A review of the role of mentoring in college access and success (USA context) by the Institute for Higher Education Policy (2011) has some useful practice guidance.

References

Level 3 

Avery, C. (2010). The effects of college counseling on high-achieving, low-income students (No. w16359). Cambridge, MA: National Bureau of Economic Research.

Carrell, S.E. and Sacerdote, B. (2013). Late interventions matter too: The case of college coaching New Hampshire (No. w19031). Cambridge, MA: National Bureau of Economic Research.

Geenen, S. Powers, L.E. Phillips, L.A. Nelson, M. McKenna, J. Winges-Yanez, N. Blanchette, L. Croskey, A. Dalton, L.D. Salazar, A. and Swank, P.  (2015). ‘Better Futures: A randomized field test of a model for supporting young people in foster care with mental health challenges to participate in higher education’. The Journal of Behavioral Health Services & Research, 42(2) pp.150-171.

Oreopoulos, P. Brown, R.S. and Lavecchia, A.M. (2017). ‘Pathways to education: An integrated approach to helping at-risk high school students’. Journal of Political Economy, 125(4) pp.947-984.

Sanders, M. Kristal, A. Sabri, F. and Tupper, A. (2013). Aspiration & Inspiration: A pilot study of mentoring in schools. Centre for Market and Public Organisation.
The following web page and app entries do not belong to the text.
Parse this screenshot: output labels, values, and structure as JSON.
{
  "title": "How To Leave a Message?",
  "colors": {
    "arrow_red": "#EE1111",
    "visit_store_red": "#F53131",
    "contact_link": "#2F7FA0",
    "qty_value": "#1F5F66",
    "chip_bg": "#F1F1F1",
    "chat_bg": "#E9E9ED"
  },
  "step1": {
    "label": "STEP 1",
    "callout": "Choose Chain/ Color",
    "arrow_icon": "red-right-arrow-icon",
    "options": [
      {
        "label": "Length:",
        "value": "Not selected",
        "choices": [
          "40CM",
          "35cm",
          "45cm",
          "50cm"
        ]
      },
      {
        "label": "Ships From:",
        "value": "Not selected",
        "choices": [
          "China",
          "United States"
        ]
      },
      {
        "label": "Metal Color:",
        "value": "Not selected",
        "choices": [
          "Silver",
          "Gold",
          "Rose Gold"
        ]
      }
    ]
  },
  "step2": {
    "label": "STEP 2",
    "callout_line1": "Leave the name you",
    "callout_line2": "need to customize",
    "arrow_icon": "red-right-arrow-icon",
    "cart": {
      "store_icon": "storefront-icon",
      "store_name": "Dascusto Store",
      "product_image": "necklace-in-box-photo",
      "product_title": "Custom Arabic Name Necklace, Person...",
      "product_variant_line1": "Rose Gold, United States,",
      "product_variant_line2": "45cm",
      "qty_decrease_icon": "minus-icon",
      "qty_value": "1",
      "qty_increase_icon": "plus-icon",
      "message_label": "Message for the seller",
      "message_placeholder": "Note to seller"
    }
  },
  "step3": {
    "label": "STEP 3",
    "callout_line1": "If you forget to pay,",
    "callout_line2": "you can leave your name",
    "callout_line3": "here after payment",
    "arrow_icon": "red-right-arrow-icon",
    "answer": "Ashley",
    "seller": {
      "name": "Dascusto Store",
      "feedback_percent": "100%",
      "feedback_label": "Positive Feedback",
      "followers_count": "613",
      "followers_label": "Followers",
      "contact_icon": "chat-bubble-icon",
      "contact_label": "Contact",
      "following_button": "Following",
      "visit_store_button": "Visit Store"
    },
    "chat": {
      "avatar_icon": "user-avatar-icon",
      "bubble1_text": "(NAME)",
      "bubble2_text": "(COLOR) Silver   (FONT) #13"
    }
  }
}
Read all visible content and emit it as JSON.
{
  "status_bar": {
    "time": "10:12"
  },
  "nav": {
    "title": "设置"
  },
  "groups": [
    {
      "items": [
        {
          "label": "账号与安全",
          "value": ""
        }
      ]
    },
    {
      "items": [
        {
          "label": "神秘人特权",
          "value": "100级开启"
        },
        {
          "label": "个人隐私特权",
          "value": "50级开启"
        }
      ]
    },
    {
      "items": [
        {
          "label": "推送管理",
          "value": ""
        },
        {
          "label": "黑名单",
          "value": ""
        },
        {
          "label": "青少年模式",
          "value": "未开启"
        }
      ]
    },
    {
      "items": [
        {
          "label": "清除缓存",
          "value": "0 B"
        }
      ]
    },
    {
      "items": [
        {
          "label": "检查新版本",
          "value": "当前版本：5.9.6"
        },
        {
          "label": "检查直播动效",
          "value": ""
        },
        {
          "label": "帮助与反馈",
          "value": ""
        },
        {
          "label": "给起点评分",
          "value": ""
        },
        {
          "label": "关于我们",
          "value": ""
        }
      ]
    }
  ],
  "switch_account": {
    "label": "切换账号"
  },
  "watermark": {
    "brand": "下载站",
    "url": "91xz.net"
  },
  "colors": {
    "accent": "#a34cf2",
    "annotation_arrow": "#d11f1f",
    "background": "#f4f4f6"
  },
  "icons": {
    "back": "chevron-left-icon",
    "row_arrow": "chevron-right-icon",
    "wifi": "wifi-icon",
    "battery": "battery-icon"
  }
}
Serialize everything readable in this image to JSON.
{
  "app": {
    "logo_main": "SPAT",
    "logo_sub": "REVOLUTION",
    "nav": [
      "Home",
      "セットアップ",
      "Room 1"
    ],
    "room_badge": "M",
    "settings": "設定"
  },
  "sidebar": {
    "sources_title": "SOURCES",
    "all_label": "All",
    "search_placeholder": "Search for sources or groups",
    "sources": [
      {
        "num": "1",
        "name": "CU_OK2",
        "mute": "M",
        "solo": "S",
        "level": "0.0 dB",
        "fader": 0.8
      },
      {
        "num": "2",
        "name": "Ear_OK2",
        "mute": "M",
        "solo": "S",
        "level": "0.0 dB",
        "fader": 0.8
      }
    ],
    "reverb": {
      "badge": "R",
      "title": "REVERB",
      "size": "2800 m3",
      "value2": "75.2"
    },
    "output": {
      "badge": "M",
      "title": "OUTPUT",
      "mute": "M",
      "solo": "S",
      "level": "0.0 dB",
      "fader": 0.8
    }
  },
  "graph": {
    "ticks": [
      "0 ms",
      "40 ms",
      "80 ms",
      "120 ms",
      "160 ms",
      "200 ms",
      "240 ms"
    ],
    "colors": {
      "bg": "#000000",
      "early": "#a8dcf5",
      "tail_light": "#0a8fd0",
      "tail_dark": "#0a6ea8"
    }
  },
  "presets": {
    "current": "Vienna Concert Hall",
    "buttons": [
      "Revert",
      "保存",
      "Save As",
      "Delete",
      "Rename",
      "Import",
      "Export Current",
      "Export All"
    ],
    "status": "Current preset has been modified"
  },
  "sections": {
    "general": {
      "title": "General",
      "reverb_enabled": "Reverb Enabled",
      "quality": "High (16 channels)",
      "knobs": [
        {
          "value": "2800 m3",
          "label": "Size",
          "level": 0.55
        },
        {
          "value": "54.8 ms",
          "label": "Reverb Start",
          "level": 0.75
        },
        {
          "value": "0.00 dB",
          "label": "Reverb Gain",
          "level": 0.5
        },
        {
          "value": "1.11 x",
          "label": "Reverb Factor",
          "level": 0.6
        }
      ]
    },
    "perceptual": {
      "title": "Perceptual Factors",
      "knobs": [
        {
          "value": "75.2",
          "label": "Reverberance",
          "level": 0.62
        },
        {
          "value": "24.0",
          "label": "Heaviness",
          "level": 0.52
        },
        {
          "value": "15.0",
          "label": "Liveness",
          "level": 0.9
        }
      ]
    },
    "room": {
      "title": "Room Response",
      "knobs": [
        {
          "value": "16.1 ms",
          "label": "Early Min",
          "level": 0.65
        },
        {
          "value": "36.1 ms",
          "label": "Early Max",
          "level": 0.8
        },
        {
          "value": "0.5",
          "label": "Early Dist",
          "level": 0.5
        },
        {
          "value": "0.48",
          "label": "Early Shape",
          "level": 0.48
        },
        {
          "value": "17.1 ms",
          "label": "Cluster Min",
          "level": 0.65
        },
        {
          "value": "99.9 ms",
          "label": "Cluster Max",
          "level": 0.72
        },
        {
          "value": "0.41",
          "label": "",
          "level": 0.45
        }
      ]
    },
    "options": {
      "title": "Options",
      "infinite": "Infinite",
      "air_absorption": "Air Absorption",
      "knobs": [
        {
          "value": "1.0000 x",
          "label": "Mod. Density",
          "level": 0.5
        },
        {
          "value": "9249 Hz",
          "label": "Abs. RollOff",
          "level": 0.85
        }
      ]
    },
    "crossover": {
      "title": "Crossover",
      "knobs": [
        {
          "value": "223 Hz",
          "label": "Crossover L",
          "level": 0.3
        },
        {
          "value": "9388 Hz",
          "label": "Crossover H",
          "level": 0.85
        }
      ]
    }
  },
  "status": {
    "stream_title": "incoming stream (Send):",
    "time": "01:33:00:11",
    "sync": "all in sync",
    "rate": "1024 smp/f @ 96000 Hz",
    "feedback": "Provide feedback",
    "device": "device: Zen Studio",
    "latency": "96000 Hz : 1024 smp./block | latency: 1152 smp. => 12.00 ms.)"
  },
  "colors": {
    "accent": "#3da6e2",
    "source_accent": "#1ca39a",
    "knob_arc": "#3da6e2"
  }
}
Level 2

Curtis, D.D. Drummond, A. Halsey, J. and Lawson, M.J. (2012). Peer-mentoring of students in rural and low-socioeconomic status schools: Increasing aspirations for higher education. Adelaide, Australia: National Centre for Vocational Education Research Ltd.

James, A.I. (2014). ‘Cross-age mentoring to support A-Level pupils’ transition into higher education and undergraduate students’ employability’. Psychology Teaching Review, 20(2) pp.79-94.

Level 1 

Bergerson, A.A. and Petersen, K.K. (2009). ‘CARES: Mentoring through university outreach’. Journal of Higher Education Outreach and Engagement, 13(1) pp.45-66.

Chiappinelli, K.B. Moss, B.L. Lenz, D.S. Tonge, N.A. Joyce, A. Holt, G.E. Holt, L.E. and Woolsey, T.A. (2016). ‘Evaluation to improve a high school summer science outreach program’. Journal of microbiology & biology education, 17(2) p.225.

Harwood, V. O’Shea, S. Clapham, K.F. Wright, J. Kervin, L. Humphry, N. McMahon, S. Hogan, M. and Bodkin-Andrews, G. (2013). Evaluation of the AIME outreach program Faculty of Social Sciences, University of Wollongong, Wollongong, Australia.

Roberts, A. and Weston, K. (2011). Making a difference through mentoring: An evaluation of the impact of mentoring practices undertaken through the Aimhigher programme in Hertfordshire schools. University of Hertfordshire, School of Education.

Tierney, W.G. and Garcia, L. D. (2014). Getting In: Increasing access to college via mentoring- findings from 10 years of a high Sshool mentoring program. Pullias Center for Higher Education, University of Southern California.